It's easy to exaggerate the long-term effects of sudden political tempests by outsiders, particularly when they're predominately young. Wasn't it just yesterday that the Tea Party was creating a destroy-the-government revolution in America? And they weren't necessarily young. Wasn't it the day before yesterday that the young came out for Obama in droves? Now the Tea Party has taken over the GOP. And the great mass of students not only do not appear to be politically active for Obama this time around (it could change), they appear to be unmoved by OWS, which still remains a fringe movement, no matter what the polls say. For God's sakes, an entire campus of students mourned the firing of a football coach last week, and raised a little hell as well. One of the big lessons of the '60s is not just that students helped end Jim Crow and Vietnam, but that the country lurched to the right in reaction to them -- a rightward swing we're still living with. The '60s students had a major effect on the political Zeitgeist, but voters -- including young people -- went overwhelmingly for Richard Nixon and Ronald Reagan.

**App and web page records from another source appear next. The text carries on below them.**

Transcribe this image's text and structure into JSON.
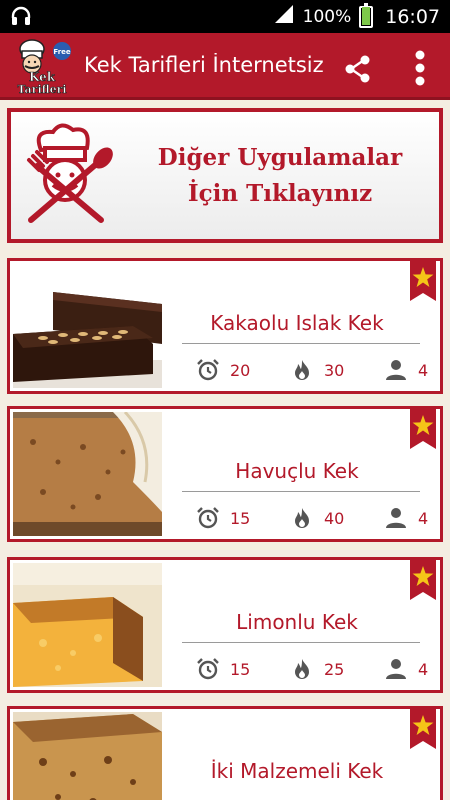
{
  "status_bar": {
    "headphone_icon": "headphones-icon",
    "battery_percent": "100%",
    "battery_level": 1.0,
    "time": "16:07"
  },
  "app_bar": {
    "logo_text_top": "Kek",
    "logo_text_bottom": "Tarifleri",
    "logo_badge": "Free",
    "title": "Kek Tarifleri İnternetsiz",
    "share_icon": "share-icon",
    "menu_icon": "overflow-menu-icon"
  },
  "banner": {
    "line1": "Diğer Uygulamalar",
    "line2": "İçin Tıklayınız"
  },
  "recipes": [
    {
      "title": "Kakaolu Islak Kek",
      "time": "20",
      "heat": "30",
      "servings": "4"
    },
    {
      "title": "Havuçlu Kek",
      "time": "15",
      "heat": "40",
      "servings": "4"
    },
    {
      "title": "Limonlu Kek",
      "time": "15",
      "heat": "25",
      "servings": "4"
    },
    {
      "title": "İki Malzemeli Kek",
      "time": "",
      "heat": "",
      "servings": ""
    }
  ],
  "colors": {
    "primary": "#b3192a",
    "background": "#f4ede1",
    "star": "#f5c518"
  }
}
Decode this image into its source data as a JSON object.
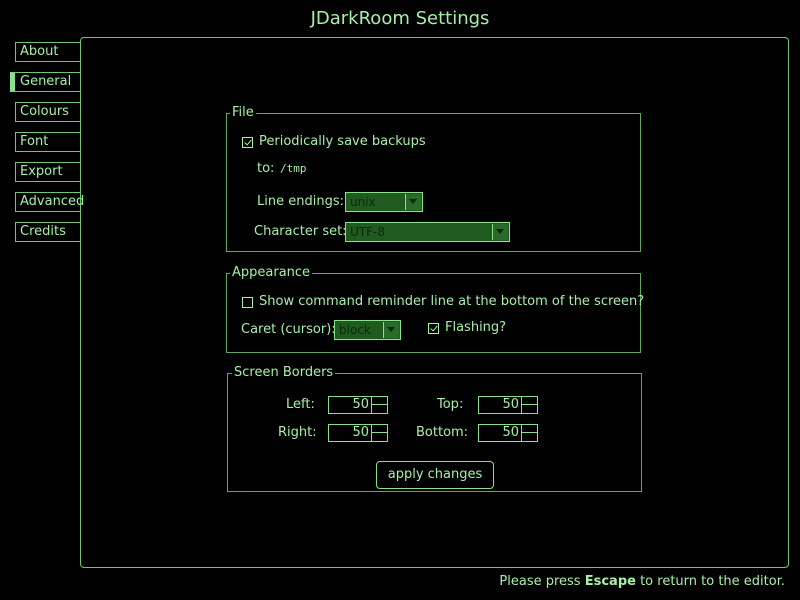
{
  "window": {
    "title": "JDarkRoom Settings"
  },
  "sidebar": {
    "items": [
      {
        "label": "About"
      },
      {
        "label": "General"
      },
      {
        "label": "Colours"
      },
      {
        "label": "Font"
      },
      {
        "label": "Export"
      },
      {
        "label": "Advanced"
      },
      {
        "label": "Credits"
      }
    ],
    "active": "General"
  },
  "file": {
    "legend": "File",
    "periodic_backup_label": "Periodically save backups",
    "periodic_backup_checked": true,
    "to_label": "to:",
    "backup_path": "/tmp",
    "line_endings_label": "Line endings:",
    "line_endings_value": "unix",
    "charset_label": "Character set:",
    "charset_value": "UTF-8"
  },
  "appearance": {
    "legend": "Appearance",
    "reminder_label": "Show command reminder line at the bottom of the screen?",
    "reminder_checked": false,
    "caret_label": "Caret (cursor):",
    "caret_value": "block",
    "flashing_label": "Flashing?",
    "flashing_checked": true
  },
  "borders": {
    "legend": "Screen Borders",
    "left_label": "Left:",
    "left_value": "50",
    "top_label": "Top:",
    "top_value": "50",
    "right_label": "Right:",
    "right_value": "50",
    "bottom_label": "Bottom:",
    "bottom_value": "50"
  },
  "apply_button": "apply changes",
  "footer": {
    "before": "Please press ",
    "key": "Escape",
    "after": " to return to the editor."
  },
  "colors": {
    "background": "#000000",
    "foreground": "#a6f0a6",
    "border": "#73c473",
    "select_fill": "#1f5a1f"
  }
}
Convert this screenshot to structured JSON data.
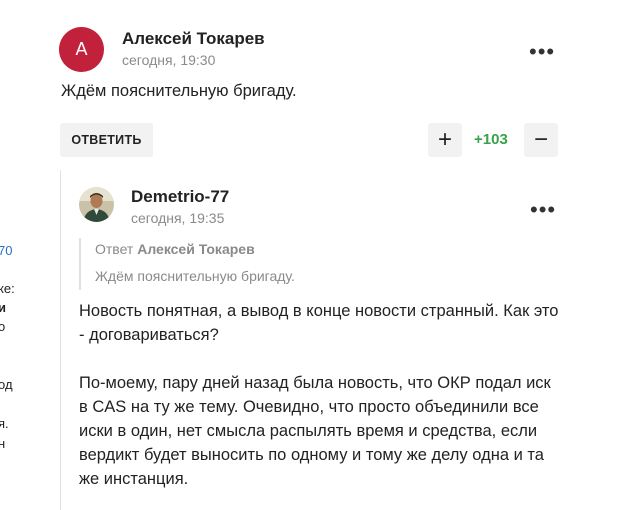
{
  "left_fragments": [
    {
      "text": "70",
      "color": "blue",
      "bold": false
    },
    {
      "text": "ке:",
      "color": "dark",
      "bold": false
    },
    {
      "text": "и",
      "color": "dark",
      "bold": true
    },
    {
      "text": "о",
      "color": "dark",
      "bold": false
    },
    {
      "text": "од",
      "color": "dark",
      "bold": false
    },
    {
      "text": "я.",
      "color": "dark",
      "bold": false
    },
    {
      "text": "н",
      "color": "dark",
      "bold": false
    }
  ],
  "comment1": {
    "avatar_letter": "A",
    "avatar_color": "#c1213a",
    "author": "Алексей Токарев",
    "time": "сегодня, 19:30",
    "text": "Ждём пояснительную бригаду.",
    "more_icon": "•••"
  },
  "actions": {
    "reply_label": "ОТВЕТИТЬ",
    "upvote_icon": "+",
    "score": "+103",
    "score_color": "#3aa34a",
    "downvote_icon": "−"
  },
  "comment2": {
    "author": "Demetrio-77",
    "time": "сегодня, 19:35",
    "more_icon": "•••",
    "quote": {
      "prefix": "Ответ",
      "author": "Алексей Токарев",
      "text": "Ждём пояснительную бригаду."
    },
    "paragraph1": "Новость понятная, а вывод в конце новости странный. Как это - договариваться?",
    "paragraph2": "По-моему, пару дней назад была новость, что ОКР подал иск в CAS на ту же тему. Очевидно, что просто объединили все иски в один, нет смысла распылять время и средства, если вердикт будет выносить по одному и тому же делу одна и та же инстанция."
  }
}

Lambert insists on emphasizing the economics: that OWS symbolizes a deeper economic dissatisfaction. That may well be true -- though he raises an old Marxist "superstructure" debate: Which drives change, politics (OWS) or economics (the media and commentariat)? When he declares that "capitalism may be reaching a tipping point," what does he mean? A revolution? A series of reforms like belt-tightening and re-regulation, which has already begun and elicited charges of socialism from the right? With communism seemingly gone, what is the alternative to capitalism? Efficient markets may be a crock, but in a world run by economists and their technocratic fellow travelers -- what do we have to replace it with except tighter regs and safer banks? Lambert doesn't offer an answer. The demos does not care about efficient markets or direct democracy; it cares about growth, jobs, after-tax incomes. Let's face it, the mass of Americans care about buying stuff, educating their kids, getting healthcare and retirement, and still feeling like No. 1. Despite their travails, they do not seem prepared to launch great experiments -- in large measure because those experiments would be shaped and executed by the folks who brought them 2008. (OWS shares that sentiment with the Tea Party.) In America, at least, with its increasingly surreal and polarized politics, there is no indication that the country is about to tackle the problems of a winner-take-all society; it's not even clear who will be in the White House next time. If there were a true perturbation of the Zeitgeist, there would be a larger reaction to OWS's temporary eviction.